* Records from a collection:
Segment Open
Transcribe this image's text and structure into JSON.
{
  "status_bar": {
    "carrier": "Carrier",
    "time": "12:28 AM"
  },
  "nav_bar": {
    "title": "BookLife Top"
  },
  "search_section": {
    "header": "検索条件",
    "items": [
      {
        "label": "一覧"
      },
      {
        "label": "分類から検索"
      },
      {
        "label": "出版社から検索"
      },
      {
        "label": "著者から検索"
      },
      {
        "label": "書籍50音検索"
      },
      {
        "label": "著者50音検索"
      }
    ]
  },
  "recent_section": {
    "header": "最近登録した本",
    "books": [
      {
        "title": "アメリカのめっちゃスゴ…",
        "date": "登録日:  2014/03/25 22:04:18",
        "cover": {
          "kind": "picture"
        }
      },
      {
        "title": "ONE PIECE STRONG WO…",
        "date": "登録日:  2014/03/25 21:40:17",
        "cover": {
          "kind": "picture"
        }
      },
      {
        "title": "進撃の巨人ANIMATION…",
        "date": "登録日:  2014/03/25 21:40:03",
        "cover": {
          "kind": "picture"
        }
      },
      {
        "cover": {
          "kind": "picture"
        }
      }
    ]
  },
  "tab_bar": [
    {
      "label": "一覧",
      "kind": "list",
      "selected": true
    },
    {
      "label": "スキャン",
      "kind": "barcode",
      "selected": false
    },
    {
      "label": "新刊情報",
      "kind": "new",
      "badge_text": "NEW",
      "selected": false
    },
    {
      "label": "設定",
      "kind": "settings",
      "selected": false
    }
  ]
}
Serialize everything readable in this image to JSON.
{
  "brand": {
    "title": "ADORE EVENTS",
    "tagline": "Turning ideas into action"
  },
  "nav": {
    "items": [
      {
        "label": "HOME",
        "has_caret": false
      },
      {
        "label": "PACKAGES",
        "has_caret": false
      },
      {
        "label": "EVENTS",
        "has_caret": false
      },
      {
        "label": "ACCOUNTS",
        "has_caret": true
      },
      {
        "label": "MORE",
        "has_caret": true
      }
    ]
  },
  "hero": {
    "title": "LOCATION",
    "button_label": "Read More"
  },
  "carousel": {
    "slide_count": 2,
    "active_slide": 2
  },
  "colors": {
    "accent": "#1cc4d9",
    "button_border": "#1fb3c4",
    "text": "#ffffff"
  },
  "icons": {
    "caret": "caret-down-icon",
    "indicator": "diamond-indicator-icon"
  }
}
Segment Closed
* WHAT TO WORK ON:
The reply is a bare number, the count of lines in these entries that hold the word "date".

* TASK RESPONSE:
3